Before the Granada Hills shooting, Thomases had little knowledge of or interest in gun laws or Washington political maneuverings. She had long worked as a publicist -- in her last job, promoting top-10 lists for "The Late Show with David Letterman" -- but had gone part-time after moving with her family to Short Hills, N.J.
Looking back to her paid career, Thomases laughs: "I got paid a lot to talk about the top 10 things the president's dog advises him. But then I got a 'volunteer' job that was a lot more complicated and involved a lot of unpaid, hard-working women."
She ticks off their accomplishments: 67 chapters of the group opened across the country and legislation adopted in several states, including New Jersey and Maryland. From 2000 to 2003, the average number of children who died every day from gun fire dropped from 12 to eight.
But the "Million Mom March" organization stumbled. Within a year it lost most of its funding and had to lay off almost all its Washington-based staff at a time when that city was fully turning over to a Republican Party generally opposed to gun control. Thomases is the first to admit the group became too bureaucratic and had to rethink its strategy.
Over the last year, Thomases wrote a book, "Looking for a Few Good Moms" (Rodale Press), which came out last month. While she was writing she came to realize the group's greatest strength was its can-do mom culture. "We weren't good with meetings and paperwork. We just knew how to make phone calls and get things done."
The group merged with two other like-minded organizations and over the last year has focused on the assault weapons ban and getting George Bush, who has said repeatedly that he is behind it, to become an active supporter. In February Thomases spoke at a news conference announcing that, after four years, there would be another march on Mother's Day to get Washington's attention.
"In three short months," she said, "we found our culture again. People were calling, signing up, wanting to do" something.

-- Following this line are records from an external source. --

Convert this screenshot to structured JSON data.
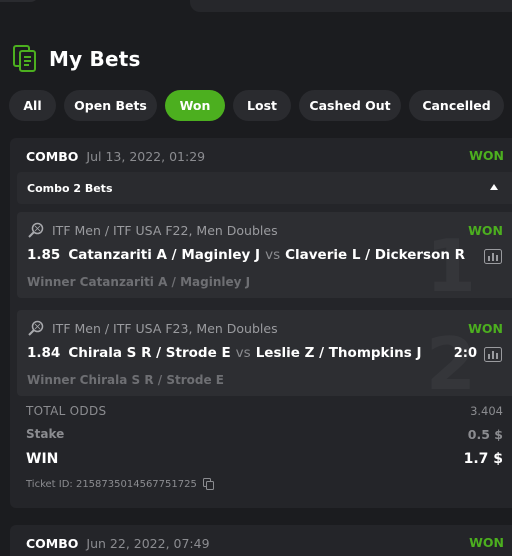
{
  "page": {
    "title": "My Bets"
  },
  "filters": [
    {
      "label": "All",
      "active": false
    },
    {
      "label": "Open Bets",
      "active": false
    },
    {
      "label": "Won",
      "active": true
    },
    {
      "label": "Lost",
      "active": false
    },
    {
      "label": "Cashed Out",
      "active": false
    },
    {
      "label": "Cancelled",
      "active": false
    }
  ],
  "colors": {
    "accent": "#4caf1f",
    "background": "#1b1c1f",
    "card": "#242529",
    "muted": "#8b8c90"
  },
  "bets": [
    {
      "type": "COMBO",
      "date": "Jul 13, 2022, 01:29",
      "status": "WON",
      "group_label": "Combo 2 Bets",
      "legs": [
        {
          "index": "1",
          "sport_icon": "tennis-racket-icon",
          "tournament": "ITF Men / ITF USA F22, Men Doubles",
          "status": "WON",
          "odds": "1.85",
          "home": "Catanzariti A / Maginley J",
          "vs": "vs",
          "away": "Claverie L / Dickerson R",
          "score": "",
          "pick": "Winner Catanzariti A / Maginley J"
        },
        {
          "index": "2",
          "sport_icon": "tennis-racket-icon",
          "tournament": "ITF Men / ITF USA F23, Men Doubles",
          "status": "WON",
          "odds": "1.84",
          "home": "Chirala S R / Strode E",
          "vs": "vs",
          "away": "Leslie Z / Thompkins J",
          "score": "2:0",
          "pick": "Winner Chirala S R / Strode E"
        }
      ],
      "total_odds_label": "TOTAL ODDS",
      "total_odds": "3.404",
      "stake_label": "Stake",
      "stake": "0.5 $",
      "win_label": "WIN",
      "win": "1.7 $",
      "ticket_label": "Ticket ID: 2158735014567751725"
    },
    {
      "type": "COMBO",
      "date": "Jun 22, 2022, 07:49",
      "status": "WON"
    }
  ]
}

Thomases' growth as a sophisticated spokeswoman for her cause was evident on Friday during a CNN appearance. A few minutes into the show, Paxton Quigley, author of "Armed and Female," called in and began insisting women should be trained to carry guns.
Instead of the confrontation between the two women the television hosts were expecting, Thomases immediately found a point of agreement with Quigley, and then went back to the assault weapons ban she had come on the show to promote.
"I applaud people who are out there doing training," Thomases said, pausing for a quick breath and giving her long blond hair a quick push off her face. "Now, these are guns of mass destruction, not hunting weapons or handguns, we're talking about banning.... "
She said she's learned a lot in four years. She doesn't get fiery with opponents; she doesn't expect miracles from one march; and, frankly, she doesn't want to head the group after September.
She'd like to see a new president take over every two years. "You need someone new and excited," she said, adding that all she wants is to go back to leading one chapter with four other committed moms -- and maybe also to find a paid job.